  23. Ragan, D.T., Osgood, D.W., Ramirez, N.G., Moody, J., Gest, S.D.: A comparison of peer influence estimates from SIENA stochastic actor–based models and from conventional regression approaches. Sociol. Methods Res. (2019).

    Article  Google Scholar 

  24. Robins, G.: Doing social network research. Network-based research design for social scientists. Sage, Los Angeles (2015)

    Google Scholar 

  25. Rogers, E.M.: Diffusion of innovations. Free Press, New York (2003)

    Google Scholar 

  26. Saud, M.: Social networks and social ties: Changing trends of political participation among youth in Punjab-Pakistan. J. Adv. Human. Soc. Sci. 4(5), 214–221 (2018)

    Google Scholar 

  27. Shalizi, C.R., Thomas, A.C.: Homophily and Contagion Are Generically Confounded in Observational Social Network Studies. Sociological Methods & Research 40(2), 211–239 (2011)

    Article  Google Scholar 

  28. Snijders, T.A., van Bunt, G., Steglich, C.: Introduction to stochastic actor-based models for network dynamics. Soc. Netw. 32, 44–60 (2010)

    Article  Google Scholar 

  29. Valente, ThW: Network models of the diffusion of innovations. Hampton Press, Cresskill (1995)

    Google Scholar 

  30. VanderWeele, T.J., An, W.: Social networks and causal inference. In: Morgan, S.L. (ed.) Handbook of causal analysis for social research, pp. 353–374. Springer, Dordrecht (2014)

    Google Scholar 

  31. Webb, N.M.: Peer interaction and learning in small groups. Int. J. Educ. Res. 13, 21–39 (1989)

    Article  Google Scholar 

  32. Windzio, M.: Immigrant children's access to social capital in school-class networks. In: Windzio, M. (ed.) Integration and Inequality in Educational Institutions, pp. 191–228. Springer, Dordrecht (2013)

    Google Scholar 

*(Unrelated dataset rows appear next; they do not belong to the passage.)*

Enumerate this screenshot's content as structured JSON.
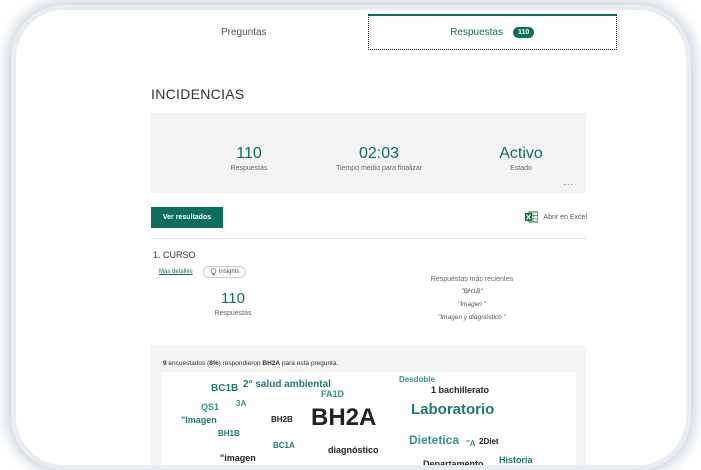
{
  "tabs": {
    "questions_label": "Preguntas",
    "responses_label": "Respuestas",
    "responses_count": "110"
  },
  "form": {
    "title": "INCIDENCIAS"
  },
  "summary": {
    "responses_value": "110",
    "responses_label": "Respuestas",
    "avg_time_value": "02:03",
    "avg_time_label": "Tiempo medio para finalizar",
    "status_value": "Activo",
    "status_label": "Estado",
    "more_label": "..."
  },
  "toolbar": {
    "view_results_label": "Ver resultados",
    "open_excel_label": "Abrir en Excel"
  },
  "question": {
    "title": "1. CURSO",
    "more_details_label": "Más detalles",
    "insights_label": "Insights",
    "responses_value": "110",
    "responses_label": "Respuestas",
    "recent_title": "Respuestas más recientes",
    "recent": [
      "\"BH1B\"",
      "\"Imagen \"",
      "\"Imagen y diagnóstico \""
    ]
  },
  "cloud": {
    "caption_count": "9",
    "caption_text_1": " encuestados (",
    "caption_pct": "8%",
    "caption_text_2": ") respondieron ",
    "caption_word": "BH2A",
    "caption_text_3": " para esta pregunta.",
    "words": [
      {
        "text": "BC1B",
        "size": 10,
        "tone": "teal"
      },
      {
        "text": "2° salud ambiental",
        "size": 10,
        "tone": "teal"
      },
      {
        "text": "FA1D",
        "size": 9,
        "tone": "teal2"
      },
      {
        "text": "Desdoble",
        "size": 8,
        "tone": "teal2"
      },
      {
        "text": "1 bachillerato",
        "size": 9,
        "tone": "dark"
      },
      {
        "text": "QS1",
        "size": 9,
        "tone": "teal2"
      },
      {
        "text": "3A",
        "size": 8,
        "tone": "teal2"
      },
      {
        "text": "\"Imagen",
        "size": 9,
        "tone": "teal"
      },
      {
        "text": "BH2B",
        "size": 8,
        "tone": "dark"
      },
      {
        "text": "BH2A",
        "size": 24,
        "tone": "dark"
      },
      {
        "text": "Laboratorio",
        "size": 15,
        "tone": "teal"
      },
      {
        "text": "BH1B",
        "size": 8,
        "tone": "teal"
      },
      {
        "text": "Dietetica",
        "size": 12,
        "tone": "teal2"
      },
      {
        "text": "\"A",
        "size": 8,
        "tone": "teal2"
      },
      {
        "text": "2Diet",
        "size": 8,
        "tone": "dark"
      },
      {
        "text": "BC1A",
        "size": 8,
        "tone": "teal"
      },
      {
        "text": "diagnóstico",
        "size": 9,
        "tone": "dark"
      },
      {
        "text": "\"imagen",
        "size": 9,
        "tone": "dark"
      },
      {
        "text": "Historia",
        "size": 9,
        "tone": "teal"
      },
      {
        "text": "Departamento",
        "size": 9,
        "tone": "dark"
      }
    ]
  },
  "colors": {
    "accent": "#0e6e5c",
    "excel_green": "#1d6f42",
    "panel_bg": "#f4f4f4"
  },
  "icons": {
    "excel": "excel-icon",
    "insights": "lightbulb-icon"
  }
}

  33. Windzio, M.: Immigrant children and their parents: Is there an intergenerational interdependence of integration into social networks? Soc. Netw. 40(1), 197–206 (2015)

    Article  Google Scholar 

  34. Windzio, M.: Social exchange and integration into visits-at-home networks: Effects of third-party intervention and residential segregation on boundary-crossing. Ration. Soc. 30(4), 491–513 (2018)

    Article  Google Scholar 

Download references


Open Access funding provided by Projekt DEAL. Thanks to the reviewers of this journal and participants of the Applied Stats Workshop (gov 3009) a the IQSS at Harvard University (Spring 2018).


Part of this research has been funded by the Deutsche Forschungsgemeinschaft (DFG), Grant No.: WI 3423/1-1, and Grant No.: 374666841–SFB 1342.

Author information



Corresponding author

Correspondence to Michael Windzio.

Additional information

Publisher's Note

Springer Nature remains neutral with regard to jurisdictional claims in published maps and institutional affiliations.



See Appendix Tables 5, 6, 7, and 8.

Table 5 Measurements and descriptive statistics from Table 1, N = 382 pupils, 6170 dyads in 26 classes
Table 6 Determinants of ties in friendship and parental contact networks, probit p* models for building the intrumented variables
Table 7 Bias reduction of Model 1 in Table 3 (grade at t2): network variables excluded
Table 8 Bias reduction of Model 1 in Table 3 (grade at t2): network variables included

Rights and permissions

Open Access This article is licensed under a Creative Commons Attribution 4.0 International License, which permits use, sharing, adaptation, distribution and reproduction in any medium or format, as long as you give appropriate credit to the original author(s) and the source, provide a link to the Creative Commons licence, and indicate if changes were made. The images or other third party material in this article are included in the article's Creative Commons licence, unless indicated otherwise in a credit line to the material. If material is not included in the article's Creative Commons licence and your intended use is not permitted by statutory regulation or exceeds the permitted use, you will need to obtain permission directly from the copyright holder. To view a copy of this licence, visit

Reprints and Permissions

About this article

Verify currency and authenticity via CrossMark

Cite this article

Windzio, M. Causal inference in collaboration networks using propensity score methods. Qual Quant 55, 295–313 (2021).

Download citation


  • Social networks
  • Causal inference
  • Stochastic actor based model (SAOM)
  • Propensity score matching
  • Schoolwork collaboration